A safe at-home detox will begin with a medical professional’s blessing. You must consult with an addiction specialist who can guide you through the process. The specialist can provide you with a thorough assessment of your status and the potential risks you will be facing. You will be asked questions that include:
For your detox to be effective, you must answer the questions as honestly and to the best of your knowledge as possible. The answers will dictate your level of care and be your guide toward success.
The mind and body can acclimate to the use of drugs very quickly, and unfortunately, it will not adjust back to normal as easily. When the substances you relied on for normalcy disappears, the brain and body will try to return to a normal level of functioning, and when this occurs, withdrawal symptoms can develop. For many drugs, this can be life-threatening.

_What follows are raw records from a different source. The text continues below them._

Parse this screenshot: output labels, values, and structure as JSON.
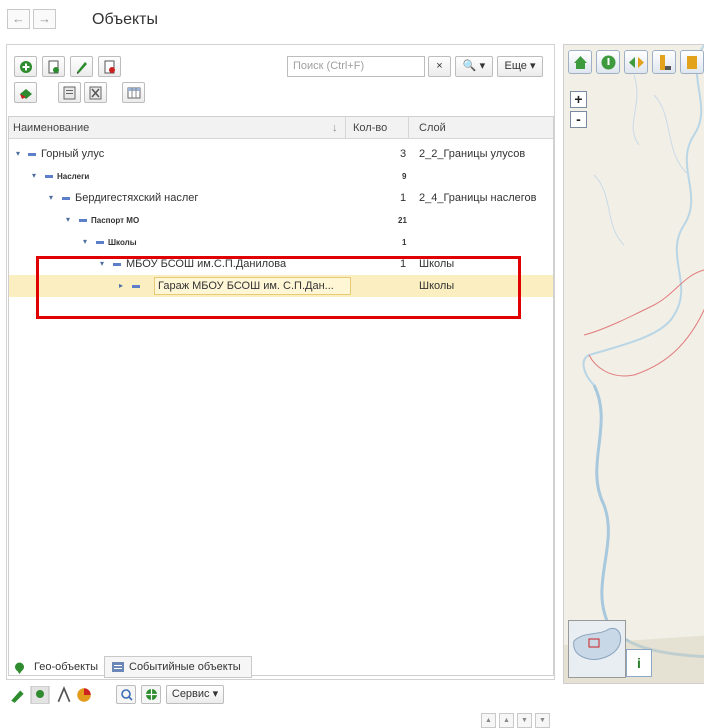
{
  "header": {
    "title": "Объекты",
    "back_icon": "←",
    "forward_icon": "→"
  },
  "toolbar": {
    "search_placeholder": "Поиск (Ctrl+F)",
    "clear_label": "×",
    "search_button_label": "🔍 ▾",
    "more_label": "Еще ▾"
  },
  "table": {
    "columns": {
      "name": "Наименование",
      "sort_indicator": "↓",
      "count": "Кол-во",
      "layer": "Слой"
    },
    "rows": [
      {
        "expander": "▾",
        "name": "Горный улус",
        "count": "3",
        "layer": "2_2_Границы улусов"
      },
      {
        "expander": "▾",
        "name": "Наслеги",
        "count": "9",
        "layer": ""
      },
      {
        "expander": "▾",
        "name": "Бердигестяхский наслег",
        "count": "1",
        "layer": "2_4_Границы наслегов"
      },
      {
        "expander": "▾",
        "name": "Паспорт МО",
        "count": "21",
        "layer": ""
      },
      {
        "expander": "▾",
        "name": "Школы",
        "count": "1",
        "layer": ""
      },
      {
        "expander": "▾",
        "name": "МБОУ БСОШ им.С.П.Данилова",
        "count": "1",
        "layer": "Школы"
      },
      {
        "expander": "▸",
        "name": "Гараж МБОУ БСОШ им. С.П.Дан...",
        "count": "",
        "layer": "Школы"
      }
    ]
  },
  "tabs": {
    "geo": "Гео-объекты",
    "events": "Событийные объекты"
  },
  "bottom_toolbar": {
    "service_label": "Сервис ▾"
  },
  "map": {
    "zoom_in": "+",
    "zoom_out": "-",
    "info_label": "i"
  },
  "colors": {
    "highlight_box": "#e10000",
    "selected_row": "#fbefc2",
    "accent": "#5b80c9"
  }
}
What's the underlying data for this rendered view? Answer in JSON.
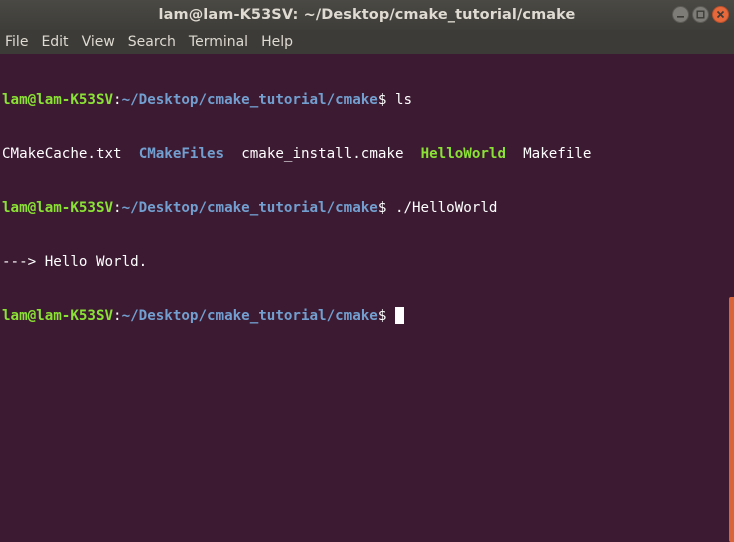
{
  "window": {
    "title": "lam@lam-K53SV: ~/Desktop/cmake_tutorial/cmake",
    "controls": {
      "minimize": "minimize-icon",
      "maximize": "maximize-icon",
      "close": "close-icon"
    }
  },
  "menu": {
    "items": [
      "File",
      "Edit",
      "View",
      "Search",
      "Terminal",
      "Help"
    ]
  },
  "terminal": {
    "prompt_user": "lam@lam-K53SV",
    "prompt_sep": ":",
    "prompt_path": "~/Desktop/cmake_tutorial/cmake",
    "prompt_end": "$ ",
    "lines": [
      {
        "type": "prompt",
        "command": "ls"
      },
      {
        "type": "ls",
        "entries": [
          {
            "name": "CMakeCache.txt",
            "kind": "file"
          },
          {
            "name": "CMakeFiles",
            "kind": "dir"
          },
          {
            "name": "cmake_install.cmake",
            "kind": "file"
          },
          {
            "name": "HelloWorld",
            "kind": "exe"
          },
          {
            "name": "Makefile",
            "kind": "file"
          }
        ]
      },
      {
        "type": "prompt",
        "command": "./HelloWorld"
      },
      {
        "type": "output",
        "text": "---> Hello World."
      },
      {
        "type": "prompt",
        "command": ""
      }
    ]
  },
  "colors": {
    "background": "#3c1a32",
    "user": "#8ae234",
    "path": "#729fcf",
    "executable": "#8ae234",
    "directory": "#729fcf",
    "scroll_thumb": "#d9643a"
  }
}
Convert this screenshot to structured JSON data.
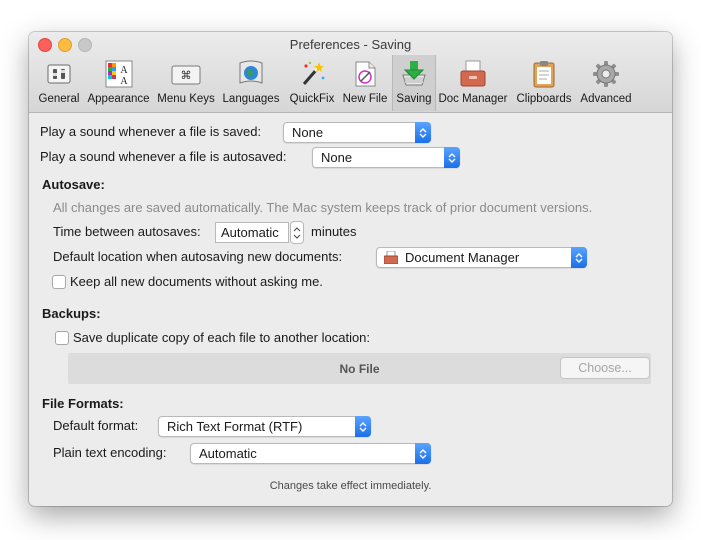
{
  "window": {
    "title": "Preferences - Saving"
  },
  "toolbar": {
    "items": [
      {
        "label": "General",
        "icon": "general-switches-icon"
      },
      {
        "label": "Appearance",
        "icon": "appearance-palette-icon"
      },
      {
        "label": "Menu Keys",
        "icon": "command-key-icon"
      },
      {
        "label": "Languages",
        "icon": "globe-flag-icon"
      },
      {
        "label": "QuickFix",
        "icon": "magic-wand-icon"
      },
      {
        "label": "New File",
        "icon": "new-file-icon"
      },
      {
        "label": "Saving",
        "icon": "save-tray-icon",
        "selected": true
      },
      {
        "label": "Doc Manager",
        "icon": "doc-manager-icon"
      },
      {
        "label": "Clipboards",
        "icon": "clipboard-icon"
      },
      {
        "label": "Advanced",
        "icon": "gear-icon"
      }
    ]
  },
  "sound": {
    "saved_label": "Play a sound whenever a file is saved:",
    "saved_value": "None",
    "autosaved_label": "Play a sound whenever a file is autosaved:",
    "autosaved_value": "None"
  },
  "autosave": {
    "header": "Autosave:",
    "note": "All changes are saved automatically. The Mac system keeps track of prior document versions.",
    "time_label": "Time between autosaves:",
    "time_value": "Automatic",
    "time_unit": "minutes",
    "location_label": "Default location when autosaving new documents:",
    "location_value": "Document Manager",
    "keep_label": "Keep all new documents without asking me."
  },
  "backups": {
    "header": "Backups:",
    "duplicate_label": "Save duplicate copy of each file to another location:",
    "location_value": "No File",
    "choose_label": "Choose..."
  },
  "formats": {
    "header": "File Formats:",
    "default_label": "Default format:",
    "default_value": "Rich Text Format (RTF)",
    "encoding_label": "Plain text encoding:",
    "encoding_value": "Automatic"
  },
  "footer": {
    "text": "Changes take effect immediately."
  },
  "colors": {
    "accent": "#1a6fe8",
    "window_bg": "#ececec"
  }
}
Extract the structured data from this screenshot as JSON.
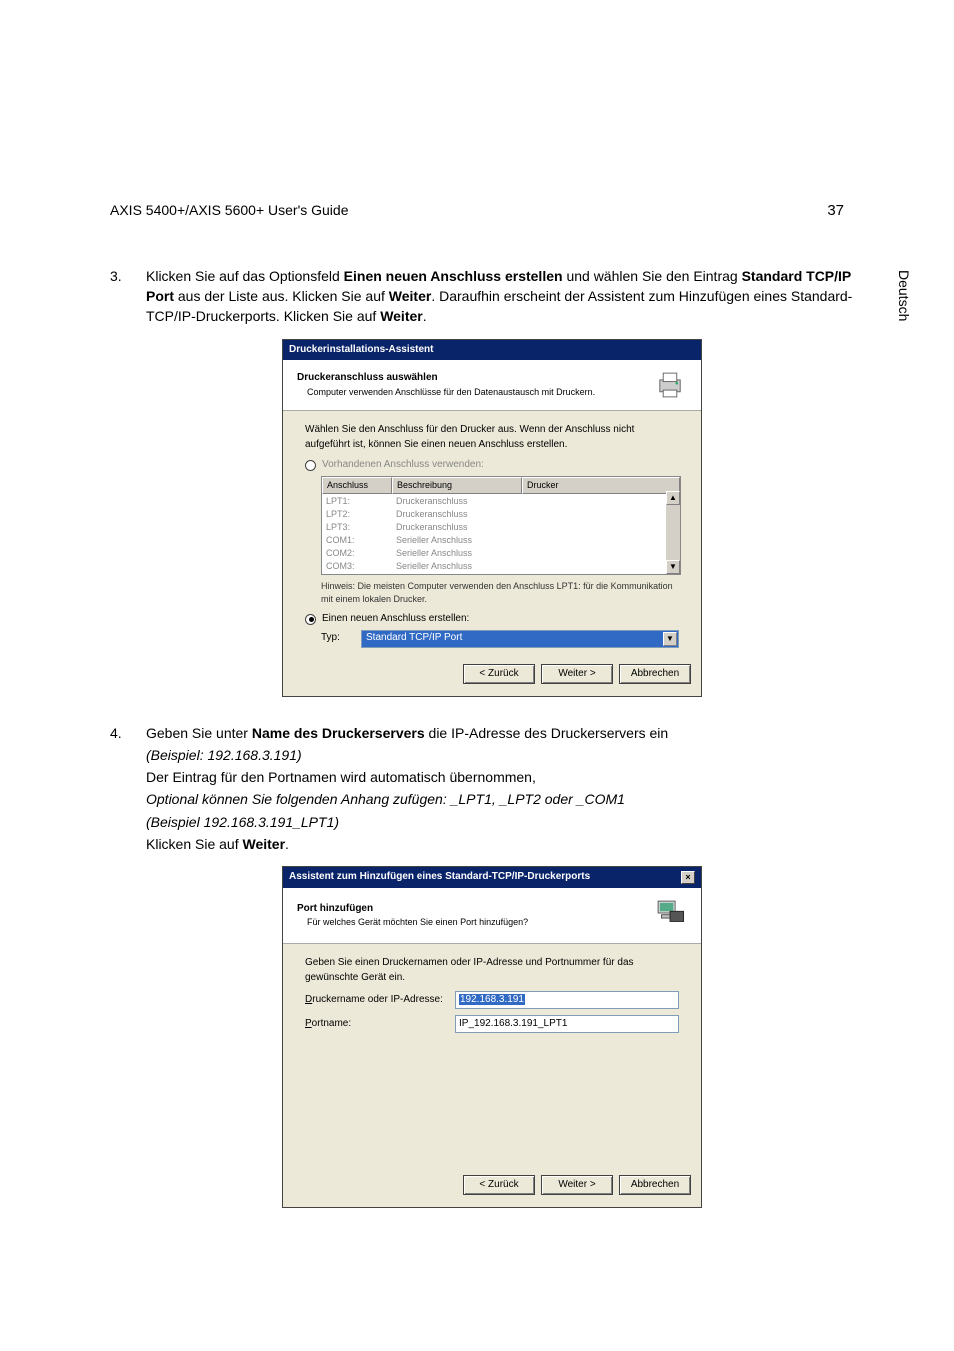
{
  "header": {
    "title": "AXIS 5400+/AXIS 5600+ User's Guide",
    "page_number": "37",
    "side_label": "Deutsch"
  },
  "step3": {
    "number": "3.",
    "text_before_bold1": "Klicken Sie auf das Optionsfeld ",
    "bold1": "Einen neuen Anschluss erstellen",
    "text_mid1": " und wählen Sie den Eintrag ",
    "bold2": "Standard TCP/IP Port",
    "text_mid2": " aus der Liste aus. Klicken Sie auf ",
    "bold3": "Weiter",
    "text_mid3": ". Daraufhin erscheint der Assistent zum Hinzufügen eines Standard-TCP/IP-Druckerports. Klicken Sie auf ",
    "bold4": "Weiter",
    "text_end": "."
  },
  "dialog1": {
    "title": "Druckerinstallations-Assistent",
    "heading": "Druckeranschluss auswählen",
    "subheading": "Computer verwenden Anschlüsse für den Datenaustausch mit Druckern.",
    "intro": "Wählen Sie den Anschluss für den Drucker aus. Wenn der Anschluss nicht aufgeführt ist, können Sie einen neuen Anschluss erstellen.",
    "radio_existing": "Vorhandenen Anschluss verwenden:",
    "table": {
      "col1": "Anschluss",
      "col2": "Beschreibung",
      "col3": "Drucker",
      "rows": [
        {
          "c1": "LPT1:",
          "c2": "Druckeranschluss"
        },
        {
          "c1": "LPT2:",
          "c2": "Druckeranschluss"
        },
        {
          "c1": "LPT3:",
          "c2": "Druckeranschluss"
        },
        {
          "c1": "COM1:",
          "c2": "Serieller Anschluss"
        },
        {
          "c1": "COM2:",
          "c2": "Serieller Anschluss"
        },
        {
          "c1": "COM3:",
          "c2": "Serieller Anschluss"
        }
      ]
    },
    "hint": "Hinweis: Die meisten Computer verwenden den Anschluss LPT1: für die Kommunikation mit einem lokalen Drucker.",
    "radio_new": "Einen neuen Anschluss erstellen:",
    "type_label": "Typ:",
    "type_value": "Standard TCP/IP Port",
    "btn_back": "< Zurück",
    "btn_next": "Weiter >",
    "btn_cancel": "Abbrechen"
  },
  "step4": {
    "number": "4.",
    "line1_a": "Geben Sie unter ",
    "line1_bold": "Name des Druckerservers",
    "line1_b": " die IP-Adresse des Druckerservers ein",
    "line2_italic": "(Beispiel: 192.168.3.191)",
    "line3": "Der Eintrag für den Portnamen wird automatisch übernommen,",
    "line4_italic": "Optional können Sie folgenden Anhang zufügen: _LPT1, _LPT2 oder _COM1",
    "line5_italic": "(Beispiel 192.168.3.191_LPT1)",
    "line6_a": "Klicken Sie auf ",
    "line6_bold": "Weiter",
    "line6_b": "."
  },
  "dialog2": {
    "title": "Assistent zum Hinzufügen eines Standard-TCP/IP-Druckerports",
    "heading": "Port hinzufügen",
    "subheading": "Für welches Gerät möchten Sie einen Port hinzufügen?",
    "intro": "Geben Sie einen Druckernamen oder IP-Adresse und Portnummer für das gewünschte Gerät ein.",
    "label_ip_u": "D",
    "label_ip_rest": "ruckername oder IP-Adresse:",
    "ip_value": "192.168.3.191",
    "label_port_u": "P",
    "label_port_rest": "ortname:",
    "port_value": "IP_192.168.3.191_LPT1",
    "btn_back": "< Zurück",
    "btn_next": "Weiter >",
    "btn_cancel": "Abbrechen"
  }
}
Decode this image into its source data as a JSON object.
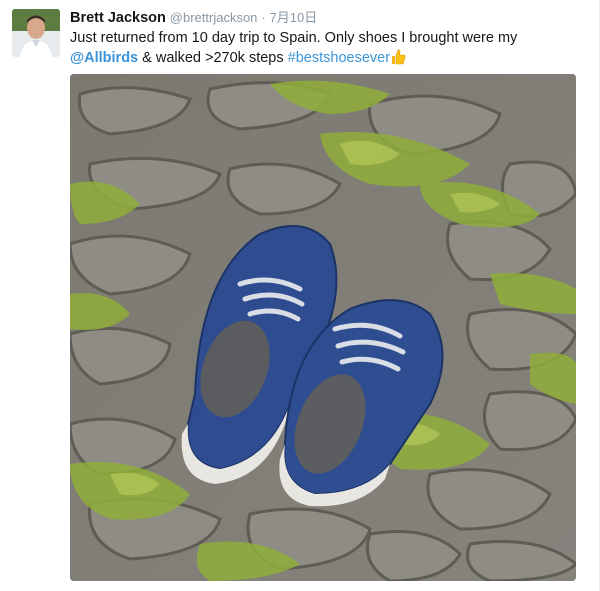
{
  "tweet": {
    "author_name": "Brett Jackson",
    "author_handle": "@brettrjackson",
    "separator": "·",
    "date": "7月10日",
    "text_part1": "Just returned from 10 day trip to Spain. Only shoes I brought were my",
    "mention": "@Allbirds",
    "text_part2": " & walked >270k steps ",
    "hashtag": "#bestshoesever",
    "emoji_icon": "thumbs-up-emoji",
    "link_color": "#3b94d9"
  }
}
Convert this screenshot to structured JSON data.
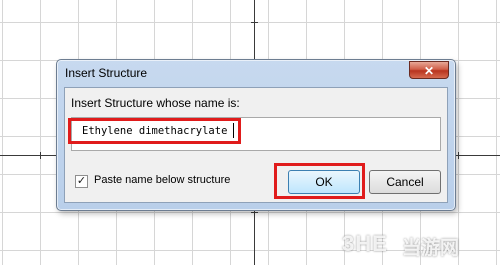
{
  "dialog": {
    "title": "Insert Structure",
    "close_icon": "close-icon",
    "prompt": "Insert Structure whose name is:",
    "name_value": "Ethylene dimethacrylate",
    "paste_checkbox": {
      "checked": true,
      "label": "Paste name below structure"
    },
    "ok_label": "OK",
    "cancel_label": "Cancel"
  },
  "annotations": {
    "highlight_color": "#e01b1b"
  },
  "watermark": {
    "brand": "3HE",
    "name": "当游网"
  }
}
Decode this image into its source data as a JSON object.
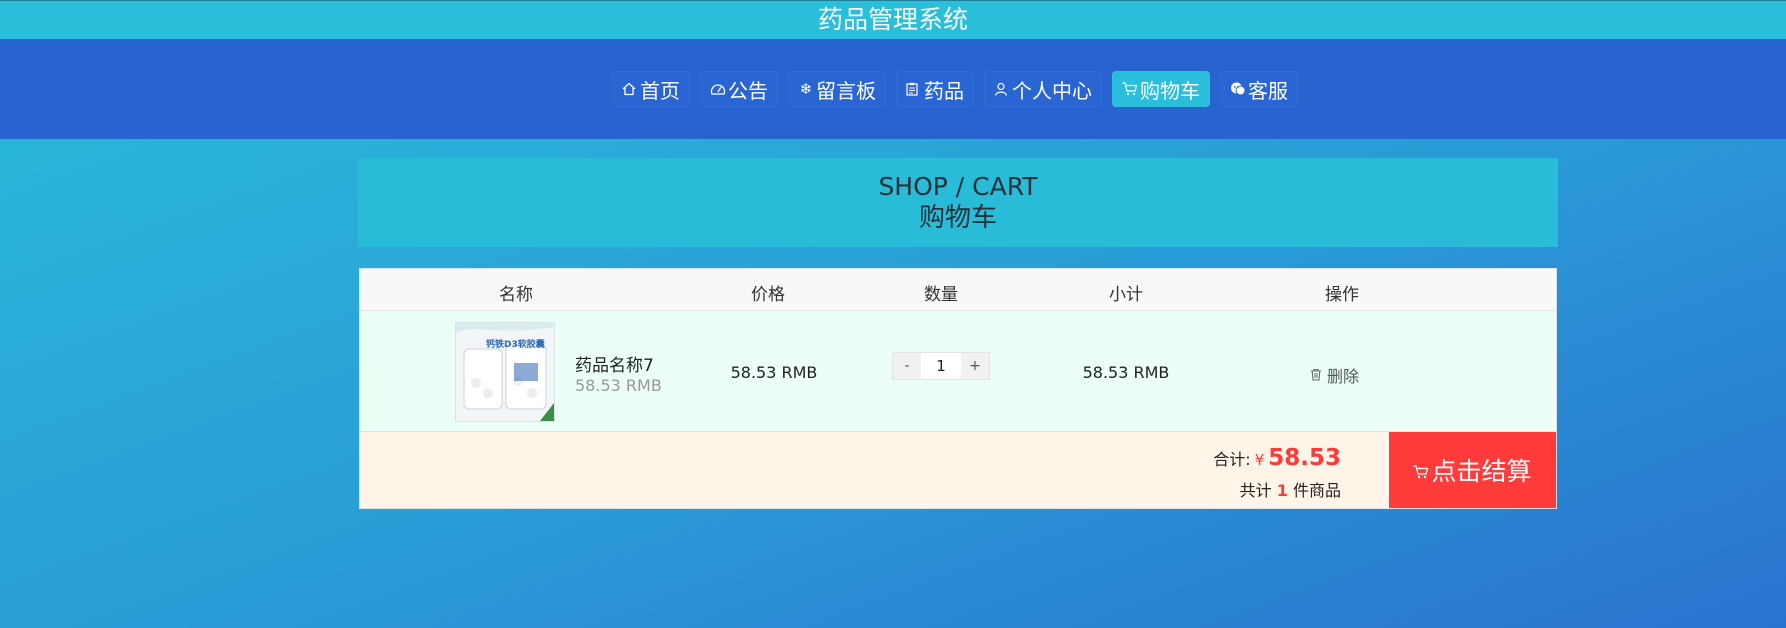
{
  "app": {
    "title": "药品管理系统"
  },
  "nav": {
    "items": [
      {
        "label": "首页",
        "icon": "home-icon"
      },
      {
        "label": "公告",
        "icon": "gauge-icon"
      },
      {
        "label": "留言板",
        "icon": "snowflake-icon"
      },
      {
        "label": "药品",
        "icon": "clipboard-icon"
      },
      {
        "label": "个人中心",
        "icon": "user-icon"
      },
      {
        "label": "购物车",
        "icon": "cart-icon",
        "active": true
      },
      {
        "label": "客服",
        "icon": "wechat-icon"
      }
    ]
  },
  "page": {
    "heading_en": "SHOP / CART",
    "heading_zh": "购物车"
  },
  "cart": {
    "columns": [
      "名称",
      "价格",
      "数量",
      "小计",
      "操作"
    ],
    "items": [
      {
        "name": "药品名称7",
        "price_sub": "58.53 RMB",
        "price": "58.53 RMB",
        "quantity": "1",
        "subtotal": "58.53 RMB",
        "delete_label": "删除",
        "thumb_text": "钙铁D3软胶囊"
      }
    ],
    "qty_minus": "-",
    "qty_plus": "+",
    "summary": {
      "total_label": "合计:",
      "currency": "¥",
      "total_amount": "58.53",
      "count_prefix": "共计",
      "count": "1",
      "count_suffix": "件商品"
    },
    "checkout_label": "点击结算"
  },
  "colors": {
    "header": "#29bed9",
    "nav": "#2864cf",
    "accent_red": "#ff3b3b",
    "row_bg": "#ecfff6",
    "footer_bg": "#fff4e8"
  }
}
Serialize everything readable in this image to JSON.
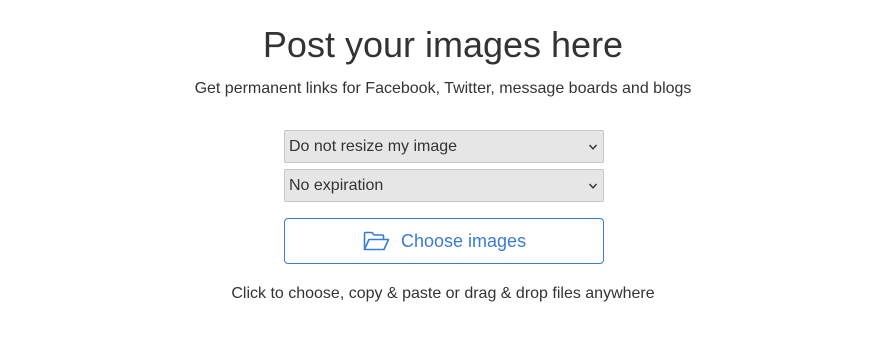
{
  "header": {
    "title": "Post your images here",
    "subtitle": "Get permanent links for Facebook, Twitter, message boards and blogs"
  },
  "options": {
    "resize": {
      "selected": "Do not resize my image"
    },
    "expiration": {
      "selected": "No expiration"
    }
  },
  "upload": {
    "button_label": "Choose images",
    "icon": "folder-open-icon",
    "hint": "Click to choose, copy & paste or drag & drop files anywhere"
  },
  "colors": {
    "accent": "#3a7bd5",
    "text": "#333333",
    "select_bg": "#e6e6e6"
  }
}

Alcohol withdrawal is often associated with complications during the rehab process, and these symptoms include heart rate abnormalities and seizures. The U.S. National Library of Medicine recommends anyone with moderate-to-severe alcoholism must receive help from a qualified treatment facility. The health problems that you can experience could require immediate medical care that you will not have access to at home. If the symptoms are neglected, they can lead to seizures or death. If you are ready to get help, you shouldn’t risk your life in the process.
While the health risks that can arise during withdrawal should be considered, there is still another factor that should be thought of when attempting an at-home detox. Those who try an at-home detox do not experience the same recovery rates than people who get help from the professionals. Addiction specialists dedicate their lives to developing the best practices and how to cope with this disease, and with that, those who recover at home are much more prone to relapse than those who attend formal treatment.
Most detox programs offer medication that alleviates the physical and mental distress that is present during withdrawal, and that contributes to the prevention of reverting to drugs to relieve pain. When you don’t feel ill, it helps you to follow the therapy program implemented by the medical detox team. Supervision has also been said to play a role in this process, and when trained medical professionals surround you throughout the day, you don’t have the opportunity to relapse. The constant attention and supervision can deter you from regressing to bad habits.
Seventy percent of those who attend around-the-clock care were free of drugs on discharge, whereas 37 percent in outpatient care.
The support offered in these facilities can help keep you on the right path toward recovery, and while attending the program, you will be away from the community that your drug use occurs. At-home detox may sound good in theory, but there is a lot to consider if sobriety is something you are taking seriously.
At-home detox can seem like the solution to your problem and make you feel like you’re on the road to recovery, but there are areas you cannot ignore. If you are using drugs like barbiturates, alcohol, benzodiazepines, or sedative-hypnotics, detoxing at home may not be the best solution. The withdrawals are dangerous, and the statistics back up its effectiveness. Someone that is serious about getting sober and wants to save their life should not risk harming themselves by doing this on their own.Traditional treatment has decades of data to back up its claims about how useful it can be. If you want a safe and efficient way of getting sober, your best option is to attend a professional treatment facility. At-home detox does not offer the relief or supervision that you will receive from at-home detox.
Alcohol withdrawal: MedlinePlusMedical Encyclopedia. (n.d.). Retrieved from https://medlineplus.gov/ency/article/000764.htm
Day, E., Ison, J., & Strang, J. (2005, April 20). Inpatient versus other settings for detoxification for opioid dependence. Retrieved from https://www.cochranelibrary.com/cdsr/doi/10.1002/14651858.CD004580.pub2/abstract